This annual festival at the Hagerty Center  features a charming display of professionally decorated trees and wreaths. Each year, it’s completely new. Open Thursday from 4-8 p.m., Friday from 9 a.m.-6 p.m., Saturday  from 9 a.m. to 12 p.m., and Sunday from 11 a.m. to 4 p.m.  There’s a silent auction, and a gingerbread house competition, too.

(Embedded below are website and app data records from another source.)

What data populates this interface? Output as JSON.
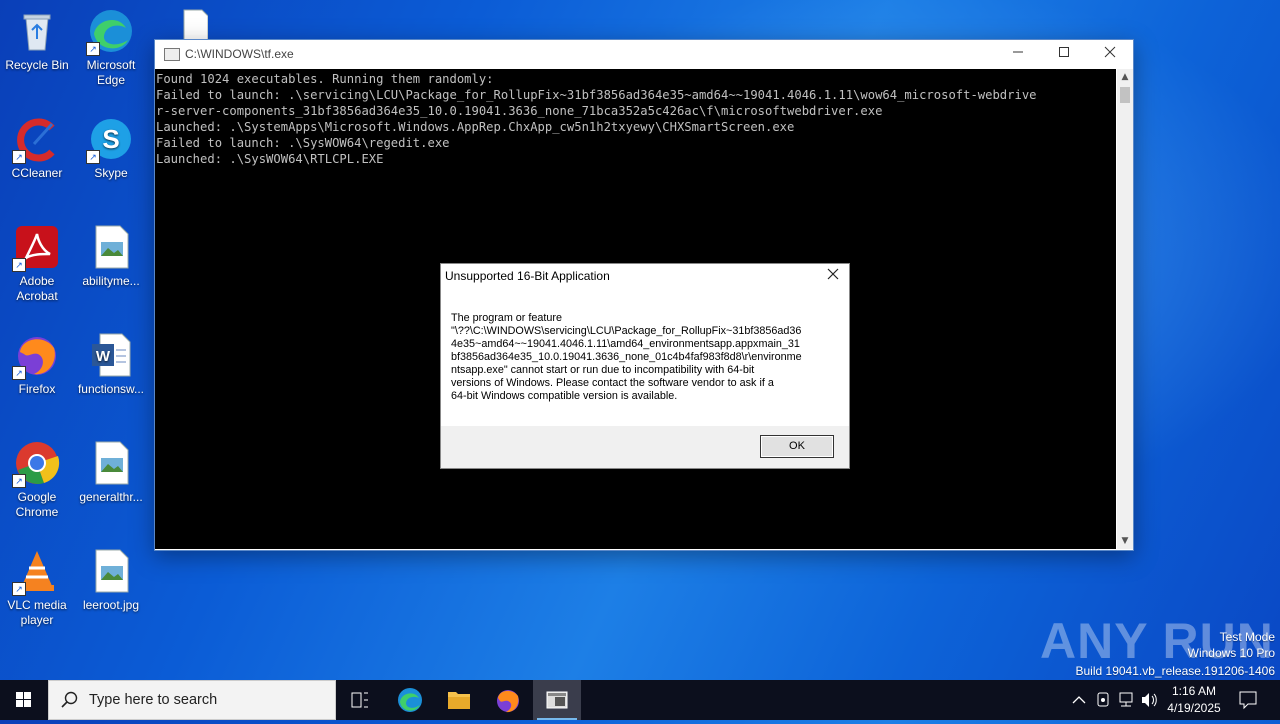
{
  "desktop": {
    "icons": [
      {
        "label": "Recycle Bin"
      },
      {
        "label": "Microsoft Edge"
      },
      {
        "label": "CCleaner"
      },
      {
        "label": "Skype"
      },
      {
        "label": "Adobe Acrobat"
      },
      {
        "label": "abilityme..."
      },
      {
        "label": "Firefox"
      },
      {
        "label": "functionsw..."
      },
      {
        "label": "Google Chrome"
      },
      {
        "label": "generalthr..."
      },
      {
        "label": "VLC media player"
      },
      {
        "label": "leeroot.jpg"
      }
    ]
  },
  "console": {
    "title": "C:\\WINDOWS\\tf.exe",
    "lines": [
      "Found 1024 executables. Running them randomly:",
      "",
      "Failed to launch: .\\servicing\\LCU\\Package_for_RollupFix~31bf3856ad364e35~amd64~~19041.4046.1.11\\wow64_microsoft-webdrive",
      "r-server-components_31bf3856ad364e35_10.0.19041.3636_none_71bca352a5c426ac\\f\\microsoftwebdriver.exe",
      "Launched: .\\SystemApps\\Microsoft.Windows.AppRep.ChxApp_cw5n1h2txyewy\\CHXSmartScreen.exe",
      "Failed to launch: .\\SysWOW64\\regedit.exe",
      "Launched: .\\SysWOW64\\RTLCPL.EXE"
    ]
  },
  "dialog": {
    "title": "Unsupported 16-Bit Application",
    "message": "The program or feature\n\"\\??\\C:\\WINDOWS\\servicing\\LCU\\Package_for_RollupFix~31bf3856ad36\n4e35~amd64~~19041.4046.1.11\\amd64_environmentsapp.appxmain_31\nbf3856ad364e35_10.0.19041.3636_none_01c4b4faf983f8d8\\r\\environme\nntsapp.exe\" cannot start or run due to incompatibility with 64-bit\nversions of Windows. Please contact the software vendor to ask if a\n64-bit Windows compatible version is available.",
    "ok_label": "OK"
  },
  "watermark": {
    "logo": "ANY RUN",
    "line1": "Test Mode",
    "line2": "Windows 10 Pro",
    "line3": "Build 19041.vb_release.191206-1406"
  },
  "taskbar": {
    "search_placeholder": "Type here to search",
    "time": "1:16 AM",
    "date": "4/19/2025"
  }
}
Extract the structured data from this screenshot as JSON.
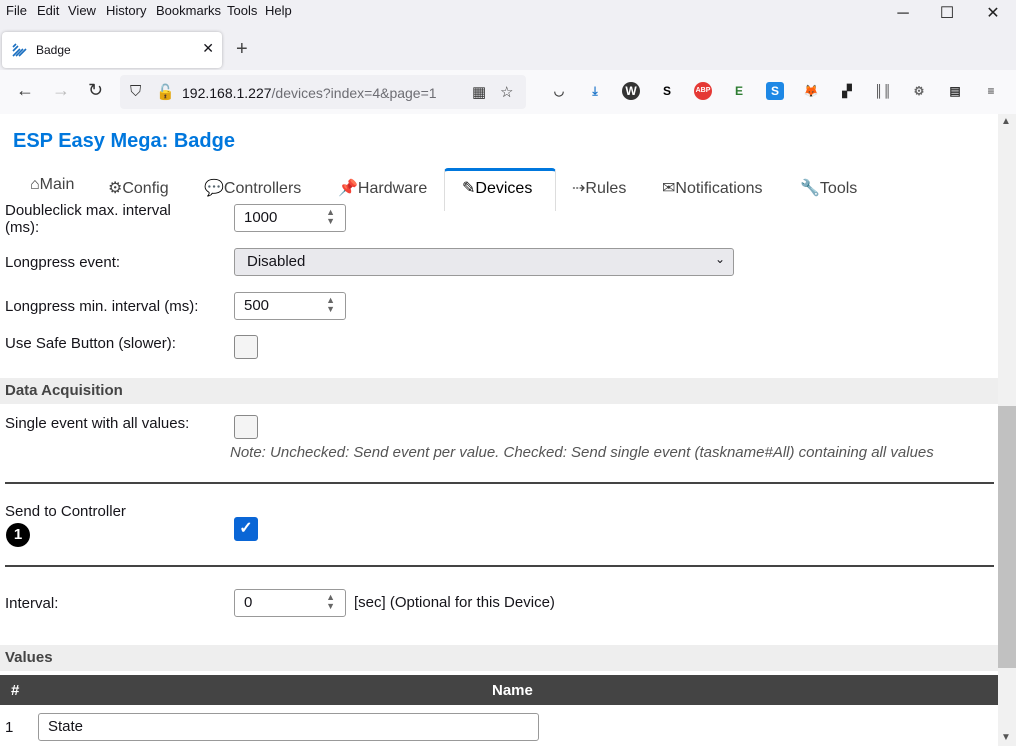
{
  "menubar": [
    "File",
    "Edit",
    "View",
    "History",
    "Bookmarks",
    "Tools",
    "Help"
  ],
  "browser": {
    "tab_title": "Badge",
    "url_host": "192.168.1.227",
    "url_path": "/devices?index=4&page=1"
  },
  "toolbar_icons": [
    "pocket-icon",
    "download-icon",
    "w-extension-icon",
    "s-extension-icon",
    "adblock-icon",
    "e-extension-icon",
    "s-blue-extension-icon",
    "metamask-icon",
    "grid-extension-icon",
    "fence-extension-icon",
    "gear-extension-icon",
    "reader-icon",
    "app-menu-icon"
  ],
  "page": {
    "title": "ESP Easy Mega: Badge",
    "nav": [
      {
        "icon": "⌂",
        "label": "Main"
      },
      {
        "icon": "⚙",
        "label": "Config"
      },
      {
        "icon": "💬",
        "label": "Controllers"
      },
      {
        "icon": "📌",
        "label": "Hardware"
      },
      {
        "icon": "✎",
        "label": "Devices"
      },
      {
        "icon": "⇢",
        "label": "Rules"
      },
      {
        "icon": "✉",
        "label": "Notifications"
      },
      {
        "icon": "🔧",
        "label": "Tools"
      }
    ],
    "active_tab": "Devices"
  },
  "form": {
    "doubleclick_label": "Doubleclick max. interval (ms):",
    "doubleclick_value": "1000",
    "longpress_event_label": "Longpress event:",
    "longpress_event_value": "Disabled",
    "longpress_interval_label": "Longpress min. interval (ms):",
    "longpress_interval_value": "500",
    "safe_button_label": "Use Safe Button (slower):",
    "safe_button_checked": false,
    "data_acquisition_header": "Data Acquisition",
    "single_event_label": "Single event with all values:",
    "single_event_checked": false,
    "single_event_note": "Note: Unchecked: Send event per value. Checked: Send single event (taskname#All) containing all values",
    "send_controller_label": "Send to Controller",
    "controller_number": "1",
    "send_controller_checked": true,
    "interval_label": "Interval:",
    "interval_value": "0",
    "interval_unit": "[sec] (Optional for this Device)"
  },
  "values": {
    "header": "Values",
    "columns": [
      "#",
      "Name"
    ],
    "rows": [
      {
        "num": "1",
        "name": "State"
      }
    ]
  }
}
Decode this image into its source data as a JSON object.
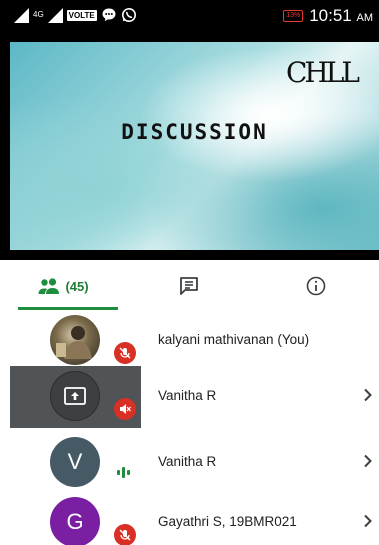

Admission $5, students $3, preschool age free.  www.zontatc.org

Nov 19:  Christmas Craft Show-Alden  9am-4pm

The Torch Area Artisans Guild will hold its annual craft show in the Helena Township Community Center at 8751 Helena Rd. in Alden.  A wide variety of local crafters offer their wares for sale to the public, and refreshments are also available. 231-331-6583

Nov 18:  Suttons Bay Holiday Evening Stroll   5-9pm

A fun and festive way to start your holiday shopping in the cute-as-a-bug village of Suttons Bay. Many shops will be serving wine & hors d’oeuvres.

Nov 25:  Leland PJ Party: Where the Holidays Begin     8am-10am

A fun event in the Leelanau Peninsula port of Leland, where shoppers get the best deals if they come in their pajamas!

Nov 25: Glen Arbor PJ Party Sale   5-7a.m.

I don’t know which of these two towns stole the idea from the other (actually, I DO know, but I’m not telling) but Glen Arbor has a PJ Party, too – and this one is in the wee hours of the morning. Honestly, if you get up this early, you deserve a discount! In the evening there’s a tree-lighting and carols at the township hall, and a preview of the next days” Holiday Marketplace, which is held from 10 a.m. to 4 p.m. 231-334-3238

Nov 26:  Empire Artisan Marketplace  12pm-5pm

This annual show is held in the Empire Township Hall.For more information, contact Andrea Henry at 231-228-7800.

Dec  3:  Merry Marketplace-Leland   10am-4pm

Christmas arts and crafts show featuring local artisans with holiday gift packages, fresh and dried holiday wreaths, jewelry, specialty foods, pottery, ornaments, cards and hand knit items at the Old Art Building in the Village of Leland. 231-256-2131.

Dec. 2: Santa’s Arrival & Holiday Open House

This little throwback to the good old days starts at 5 p.m. with music and caroling (with the Interlochen Arts Academy Chamber Choir) at the corner of Cass & Front, followed by the 6 p.m. arrival of Santa Claus and the lighting of the downtown Christmas tree. From then on, there’s shopping, with sales, specials and prizes at participating stores, plus horse & carriage rides, live entertainment and lots of other fun.

Dec. 8: Ladies’ Night

Extended store hours for the ladies to shop in downtown Traverse City. Participating stores offer food and refreshments from 5 to 9 pm. And hey, you can enter a drawing to win prizes.

Dec. 15: Men’s Night

No need to panic! An evening of shopping has been designated just for the Men in Downtown Traverse City. Participating stores will offer sales, specials, refreshments and food from 5 to 9 pm.